Referring again to FIGS. 1-4, in operation, a plurality of coin tubes 20 are attached to coin chutes 16 of a coin sorting machine 10. The coin wrappers 24 are supported in each coin tube 20 against falling out of a bottom end of each coin tube, by pivoting the bail member 26 to open the lower end of the tube 20, inserting the coin wrapper 24, and then pivoting the bail member 26 back to a closed position under the wrapper 24 with the projection being received in an open lower end of the wrapper 24. With the wrappers 24 in position, a batch of coins is sorted with the coins passing through respective sorting openings within the sorting machine 10 and into the wrappers 24. The coin wrappers can then be removed from the coin tubes 20 by pivoting the bail members 26. The upper ends of the wrappers 24 are then either folded or crimped to close them.
From the above description it can be seen that there are various modifications that can be made for attachment of coin tubes to various types of coin handling equipment of the type having exits for multiple denominations.

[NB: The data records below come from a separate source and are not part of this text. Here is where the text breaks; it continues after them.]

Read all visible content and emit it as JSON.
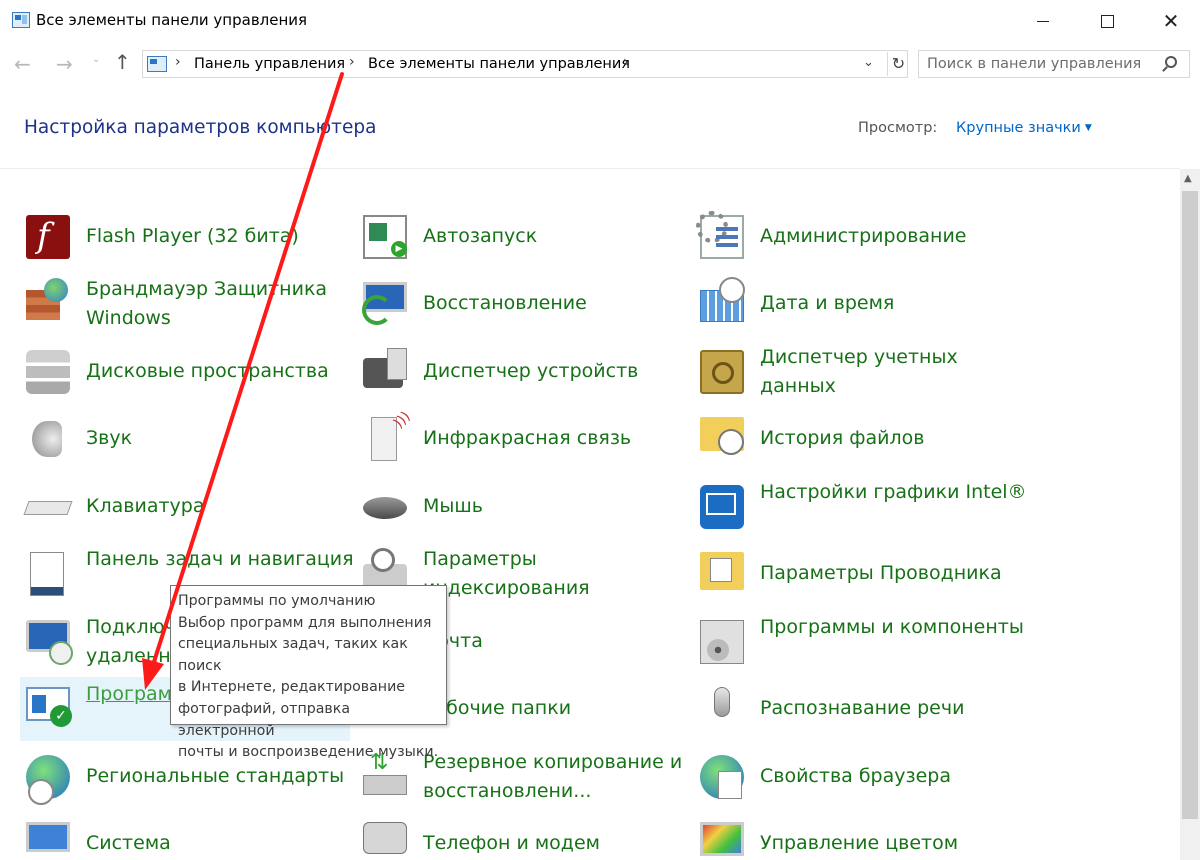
{
  "window": {
    "title": "Все элементы панели управления",
    "minimize": "",
    "maximize": "",
    "close": "✕"
  },
  "nav": {
    "back": "←",
    "forward": "→",
    "recent": "⌄",
    "up": "↑",
    "breadcrumbs": [
      "Панель управления",
      "Все элементы панели управления"
    ],
    "separator": "›",
    "dropdown": "⌄",
    "refresh": "↻"
  },
  "search": {
    "placeholder": "Поиск в панели управления"
  },
  "header": {
    "title": "Настройка параметров компьютера",
    "view_label": "Просмотр:",
    "view_value": "Крупные значки",
    "view_chevron": "▼"
  },
  "columns": [
    [
      {
        "label": "Flash Player (32 бита)",
        "icon": "flash-player-icon"
      },
      {
        "label": "Брандмауэр Защитника Windows",
        "icon": "firewall-icon"
      },
      {
        "label": "Дисковые пространства",
        "icon": "storage-spaces-icon"
      },
      {
        "label": "Звук",
        "icon": "speaker-icon"
      },
      {
        "label": "Клавиатура",
        "icon": "keyboard-icon"
      },
      {
        "label": "Панель задач и навигация",
        "icon": "taskbar-icon"
      },
      {
        "label": "Подключения к удаленным",
        "icon": "remote-desktop-icon"
      },
      {
        "label": "Программы по умолчанию",
        "icon": "default-programs-icon"
      },
      {
        "label": "Региональные стандарты",
        "icon": "region-icon"
      },
      {
        "label": "Система",
        "icon": "system-icon"
      }
    ],
    [
      {
        "label": "Автозапуск",
        "icon": "autoplay-icon"
      },
      {
        "label": "Восстановление",
        "icon": "recovery-icon"
      },
      {
        "label": "Диспетчер устройств",
        "icon": "device-manager-icon"
      },
      {
        "label": "Инфракрасная связь",
        "icon": "infrared-icon"
      },
      {
        "label": "Мышь",
        "icon": "mouse-icon"
      },
      {
        "label": "Параметры индексирования",
        "icon": "indexing-icon"
      },
      {
        "label": "Почта",
        "icon": "mail-icon"
      },
      {
        "label": "Рабочие папки",
        "icon": "work-folders-icon"
      },
      {
        "label": "Резервное копирование и восстановлени...",
        "icon": "backup-icon"
      },
      {
        "label": "Телефон и модем",
        "icon": "phone-modem-icon"
      }
    ],
    [
      {
        "label": "Администрирование",
        "icon": "admin-tools-icon"
      },
      {
        "label": "Дата и время",
        "icon": "date-time-icon"
      },
      {
        "label": "Диспетчер учетных данных",
        "icon": "credential-manager-icon"
      },
      {
        "label": "История файлов",
        "icon": "file-history-icon"
      },
      {
        "label": "Настройки графики Intel®",
        "icon": "intel-graphics-icon"
      },
      {
        "label": "Параметры Проводника",
        "icon": "explorer-options-icon"
      },
      {
        "label": "Программы и компоненты",
        "icon": "programs-features-icon"
      },
      {
        "label": "Распознавание речи",
        "icon": "microphone-icon"
      },
      {
        "label": "Свойства браузера",
        "icon": "internet-options-icon"
      },
      {
        "label": "Управление цветом",
        "icon": "color-management-icon"
      }
    ]
  ],
  "tooltip": {
    "title": "Программы по умолчанию",
    "lines": [
      "Выбор программ для выполнения",
      "специальных задач, таких как поиск",
      "в Интернете, редактирование",
      "фотографий, отправка электронной",
      "почты и воспроизведение музыки."
    ]
  },
  "hovered_item": "Программы по умолчанию",
  "annotation": {
    "type": "arrow",
    "color": "#ff1a1a"
  },
  "colors": {
    "link_green": "#177117",
    "title_blue": "#1e3287",
    "view_blue": "#0066cc",
    "hover_bg": "#e5f3fb"
  }
}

While the preferred embodiments show attachments to rotary coin sorters, the invention may be practiced with other types of equipment such as rail sorters.
And while the coin tubes of the present invention have an open lower end and pivotable member for supporting the wrappers, it should be apparent that an equivalent structure is a close-ended coin tube with a quick attachment/detachment construction at the upper end. These equivalent embodiments are considered to be within the broadest scope of the present invention.
This has been a description of the preferred embodiments of the method and apparatus of the present invention. Those of ordinary skill in this art will recognize that still other modifications might be made while still coming within the spirit and scope of the invention and, therefore, to define the embodiments of the invention, the following claims are made.